- **WHAT YOU WILL DO**
Lines with the word "category" are the answer; copy each of them from the data below.

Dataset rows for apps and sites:
# # # # # # #

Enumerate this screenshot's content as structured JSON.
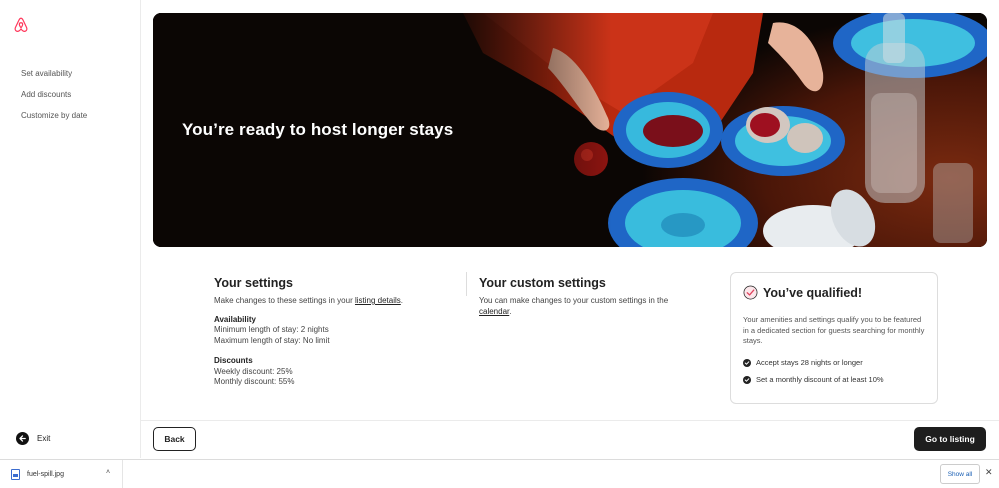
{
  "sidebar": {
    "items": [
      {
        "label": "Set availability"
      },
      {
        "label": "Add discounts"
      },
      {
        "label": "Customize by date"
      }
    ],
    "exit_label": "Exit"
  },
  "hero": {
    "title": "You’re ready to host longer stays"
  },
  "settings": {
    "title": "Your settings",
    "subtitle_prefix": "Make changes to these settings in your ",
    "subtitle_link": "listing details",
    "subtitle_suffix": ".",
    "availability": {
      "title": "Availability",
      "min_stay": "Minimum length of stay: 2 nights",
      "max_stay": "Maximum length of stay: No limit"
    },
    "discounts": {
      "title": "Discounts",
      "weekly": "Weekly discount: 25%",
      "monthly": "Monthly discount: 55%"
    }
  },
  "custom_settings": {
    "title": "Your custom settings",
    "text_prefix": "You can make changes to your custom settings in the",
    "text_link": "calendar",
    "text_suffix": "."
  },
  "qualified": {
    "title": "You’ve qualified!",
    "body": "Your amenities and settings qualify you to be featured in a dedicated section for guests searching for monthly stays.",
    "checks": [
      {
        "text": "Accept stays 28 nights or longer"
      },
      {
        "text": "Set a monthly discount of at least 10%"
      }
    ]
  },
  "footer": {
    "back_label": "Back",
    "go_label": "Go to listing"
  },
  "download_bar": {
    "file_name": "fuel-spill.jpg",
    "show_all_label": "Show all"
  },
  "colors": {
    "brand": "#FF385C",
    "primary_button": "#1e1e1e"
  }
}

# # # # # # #

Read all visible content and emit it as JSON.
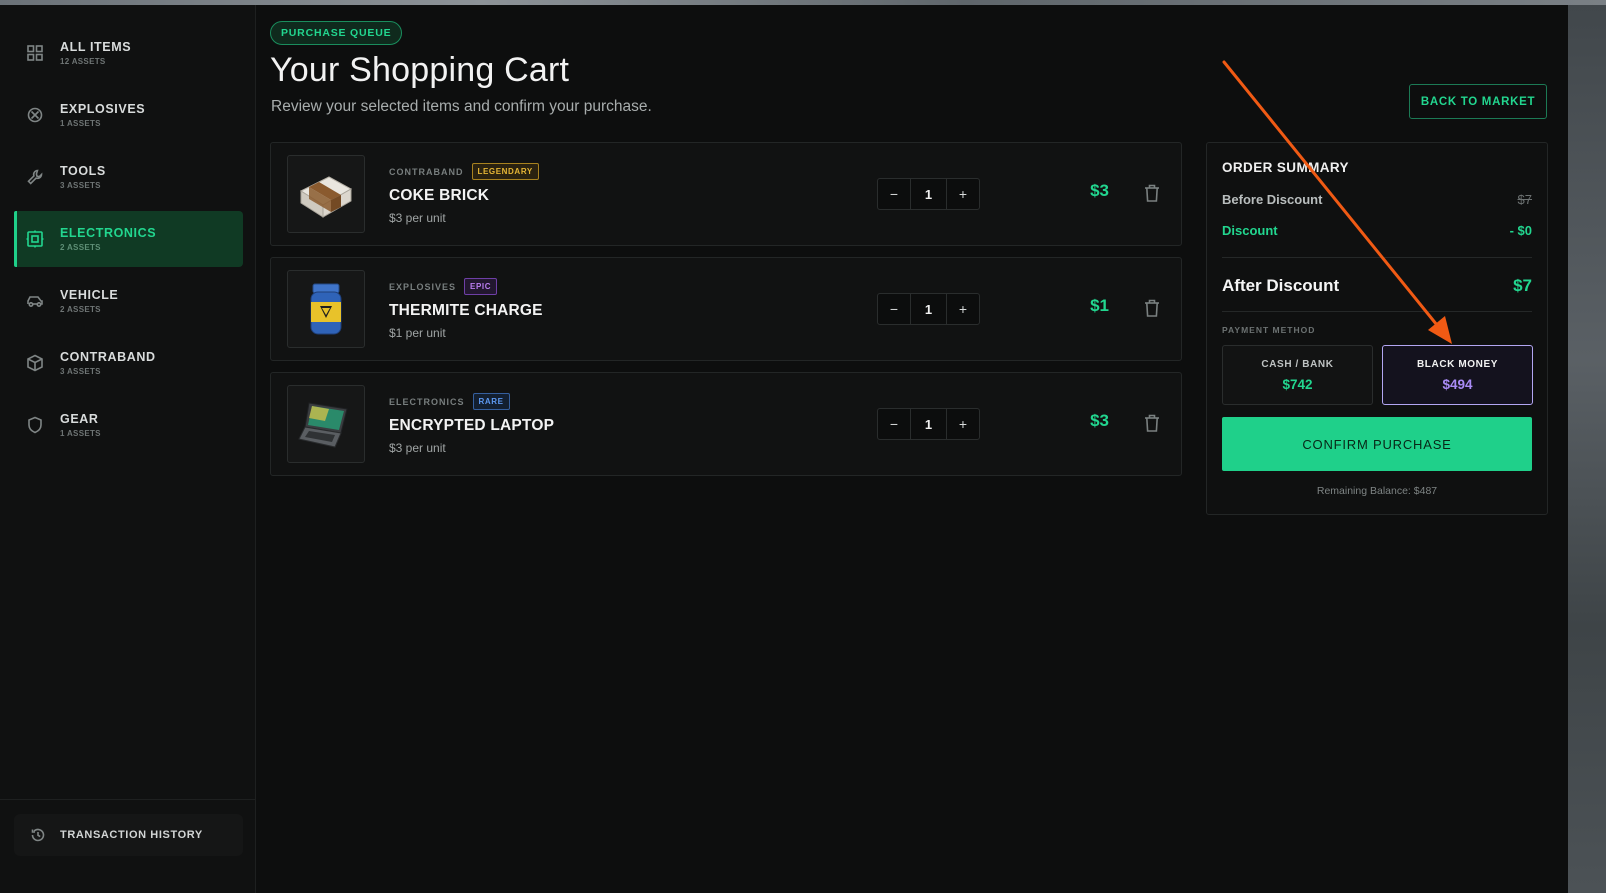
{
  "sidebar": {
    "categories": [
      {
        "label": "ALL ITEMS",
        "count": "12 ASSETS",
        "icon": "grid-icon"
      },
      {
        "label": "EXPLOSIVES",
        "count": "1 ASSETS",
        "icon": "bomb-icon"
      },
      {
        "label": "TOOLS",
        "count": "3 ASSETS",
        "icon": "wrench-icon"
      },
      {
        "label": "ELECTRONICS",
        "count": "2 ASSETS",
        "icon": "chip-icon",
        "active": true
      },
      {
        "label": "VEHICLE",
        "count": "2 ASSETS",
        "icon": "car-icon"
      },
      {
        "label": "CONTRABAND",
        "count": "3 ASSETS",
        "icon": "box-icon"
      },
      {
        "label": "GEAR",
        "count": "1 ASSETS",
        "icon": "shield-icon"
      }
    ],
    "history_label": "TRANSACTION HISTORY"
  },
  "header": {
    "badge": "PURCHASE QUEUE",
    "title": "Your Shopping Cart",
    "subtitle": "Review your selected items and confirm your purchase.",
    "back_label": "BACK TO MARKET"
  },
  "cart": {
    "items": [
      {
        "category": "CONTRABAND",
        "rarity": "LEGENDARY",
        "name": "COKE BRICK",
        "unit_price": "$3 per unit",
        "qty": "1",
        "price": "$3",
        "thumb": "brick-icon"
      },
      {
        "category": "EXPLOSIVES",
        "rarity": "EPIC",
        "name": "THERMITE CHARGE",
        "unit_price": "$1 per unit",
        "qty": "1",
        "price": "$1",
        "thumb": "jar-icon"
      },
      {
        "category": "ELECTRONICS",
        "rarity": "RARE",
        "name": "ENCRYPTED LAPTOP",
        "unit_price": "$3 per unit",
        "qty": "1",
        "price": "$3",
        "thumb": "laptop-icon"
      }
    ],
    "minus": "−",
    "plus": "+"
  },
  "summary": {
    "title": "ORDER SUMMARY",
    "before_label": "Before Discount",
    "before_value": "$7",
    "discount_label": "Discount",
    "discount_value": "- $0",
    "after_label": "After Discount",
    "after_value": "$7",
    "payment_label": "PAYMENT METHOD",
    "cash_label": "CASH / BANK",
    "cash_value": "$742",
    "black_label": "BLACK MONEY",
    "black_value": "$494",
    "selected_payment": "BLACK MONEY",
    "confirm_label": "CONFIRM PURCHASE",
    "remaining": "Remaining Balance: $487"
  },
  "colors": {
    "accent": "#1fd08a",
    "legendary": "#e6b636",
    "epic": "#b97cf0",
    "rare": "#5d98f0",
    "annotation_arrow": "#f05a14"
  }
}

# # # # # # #

- **ANSWER TO THE PROBLEM**
        "category": "CONTRABAND",
        "category": "EXPLOSIVES",
        "category": "ELECTRONICS",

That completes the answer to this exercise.